Here’s a good discussion from episode 590 of Scriptnotes. John and Craig twirl their mustaches and discuss what motivates our villains. Why does past trauma lead some characters to become villains, while others become heroes? What separates good and evil, and what makes a villain great?
Craig and John are joined by writer/comedian/actor Patton Oswalt in episode 589 of the Scriptnotes podcast. It’s fascinating to hear them break down the writing in one of Patton’s routines, beat by beat.
The Rochester Association for Film Arts and Sciences is pleased to present this year’s Scriptitude winner, “Usurpation” by Rocket Ross. For this live online table read event, actors read the winning script, as well as a showcase of scripts from the Rochester Writers Workshop. We’d like to thank Script Studio for their continued sponsorship. Script Studio, the complete creative writing software package for screenwriters, playwrights and novelists. Check it out at https://www.Scriptstudio.Com.
The Rochester Association for Film Arts & Sciences, Inc. (RAFAS) is a 501(c)(3) nonprofit educational corporation dedicated to independent film makers, high school students and college students that wish to improve their skills in all aspects of filmmaking and to create a sense of community and a platform for learning through special events. www.rafasny.org
ABOUT THE ROCHESTER WRITERS WORKSHOP
Since 2008, the Writers Workshop has met every other week as a forum for table reads, discussion, suggestions, constructive critique and education. www.rwwny.org
ABOUT SCRIPT STUDIO
Script Studio® is creative writing software for screenwriters, playwrights and novelists that helps you plan your story outline, develop characters, structure your narrative and professionally format your movie script, stage play, TV show or manuscript. Find out more at www.scriptstudio.com
See if you’ve got what it takes to write a TV Pilot! We’re turning the Rochester Writers Workshop into a writers’ room for several upcoming meetings. We plan to dedicate the first segment of our online get-togethers to a reboot challenge.
So far, we’ve decided on a show: GILLIGAN’S ISLAND. It can take place on the ocean, on an alien planet, whatever you like. It can be sitcom or drama, 22 minutes, 44 minutes, or other.
PREMISE: A disparate group of people – a microcosm – are stranded and must find ways to work together to survive. Their goal is to get home.
STORY FOR THE PILOT EPISODE:
Set up who the characters are, and how they got stranded, and what is the nature of their new world. They must first struggle for food and shelter. What are th obstacles othat stand in the way of their goal? Ultimately, by the end of the first episode, they must move (perhaps in a small way) from being individuals to working as a team.
MESSAGE OF THE SHOW: Live together, die alone.

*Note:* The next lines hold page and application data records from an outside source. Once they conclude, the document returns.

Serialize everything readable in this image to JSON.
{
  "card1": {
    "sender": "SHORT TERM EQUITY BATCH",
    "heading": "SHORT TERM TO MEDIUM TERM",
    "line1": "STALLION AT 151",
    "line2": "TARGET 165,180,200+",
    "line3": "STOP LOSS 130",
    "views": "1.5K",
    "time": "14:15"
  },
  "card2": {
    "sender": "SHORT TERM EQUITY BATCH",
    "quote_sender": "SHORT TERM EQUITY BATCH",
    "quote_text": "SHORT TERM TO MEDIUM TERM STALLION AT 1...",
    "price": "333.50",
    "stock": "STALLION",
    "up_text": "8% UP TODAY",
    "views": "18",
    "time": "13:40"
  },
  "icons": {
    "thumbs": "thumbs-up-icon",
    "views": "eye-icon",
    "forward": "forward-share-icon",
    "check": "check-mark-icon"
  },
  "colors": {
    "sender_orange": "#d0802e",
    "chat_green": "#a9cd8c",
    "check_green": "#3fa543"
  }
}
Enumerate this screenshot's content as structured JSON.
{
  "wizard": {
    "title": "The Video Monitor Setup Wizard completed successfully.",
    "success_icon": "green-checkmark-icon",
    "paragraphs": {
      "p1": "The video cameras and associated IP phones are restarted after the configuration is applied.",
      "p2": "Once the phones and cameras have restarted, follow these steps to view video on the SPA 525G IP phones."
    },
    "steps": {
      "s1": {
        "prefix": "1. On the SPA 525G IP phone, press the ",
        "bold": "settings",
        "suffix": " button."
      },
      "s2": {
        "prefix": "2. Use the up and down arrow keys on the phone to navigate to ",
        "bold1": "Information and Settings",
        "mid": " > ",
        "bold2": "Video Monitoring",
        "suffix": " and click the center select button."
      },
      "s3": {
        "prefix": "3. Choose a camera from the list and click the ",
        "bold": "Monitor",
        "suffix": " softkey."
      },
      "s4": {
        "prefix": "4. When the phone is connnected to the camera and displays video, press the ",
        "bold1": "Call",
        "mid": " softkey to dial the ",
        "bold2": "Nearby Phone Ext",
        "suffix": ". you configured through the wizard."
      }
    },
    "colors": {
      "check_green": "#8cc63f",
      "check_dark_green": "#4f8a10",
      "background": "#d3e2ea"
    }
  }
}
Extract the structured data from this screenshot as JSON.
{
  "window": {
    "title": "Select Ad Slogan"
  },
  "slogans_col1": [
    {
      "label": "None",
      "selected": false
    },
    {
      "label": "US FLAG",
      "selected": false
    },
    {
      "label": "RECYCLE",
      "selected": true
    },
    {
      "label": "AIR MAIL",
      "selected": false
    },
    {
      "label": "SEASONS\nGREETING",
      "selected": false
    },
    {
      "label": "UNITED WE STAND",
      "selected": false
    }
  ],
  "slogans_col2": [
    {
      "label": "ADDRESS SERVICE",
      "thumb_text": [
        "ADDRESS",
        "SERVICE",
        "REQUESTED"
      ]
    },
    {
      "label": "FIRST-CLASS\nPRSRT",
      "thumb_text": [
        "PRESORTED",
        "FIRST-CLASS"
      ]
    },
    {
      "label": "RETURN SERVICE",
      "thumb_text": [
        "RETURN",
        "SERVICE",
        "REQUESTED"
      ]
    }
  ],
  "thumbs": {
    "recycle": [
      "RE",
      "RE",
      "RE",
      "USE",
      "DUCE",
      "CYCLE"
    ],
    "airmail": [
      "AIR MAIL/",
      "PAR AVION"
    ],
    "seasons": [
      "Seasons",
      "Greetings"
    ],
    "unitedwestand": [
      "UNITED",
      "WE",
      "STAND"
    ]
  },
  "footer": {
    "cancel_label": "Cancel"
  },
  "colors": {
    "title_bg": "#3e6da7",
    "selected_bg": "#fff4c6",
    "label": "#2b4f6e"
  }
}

WHAT’S THE NEXT STEP? Write a one-page treatment in paragraph form, general thoughts on what will happen in the pilot script.
NEXT? Outline that first episode. What happens in each scene? Write it out in paragraph or bullet-point format.
We’ll be going over outlines in the next few weeks. It’s not too late to jump in!
I often search the #screenwriting hashtag on twitter for articles and discussion, and this tweet from Jeanne Veillette Bowerman rang true for me. Hearing actors read and perform your words is so important to becoming a better writer!
Here’s a good article from ISA Insider, a site I just discovered that has plenty of great screenwriting content. What are some things that will turn off a potential reader of your work? Writer Lee Jessup talks about passive protagonists, lacking character descriptions, over-written action, dialogue that becomes monologue, and other wrong moves.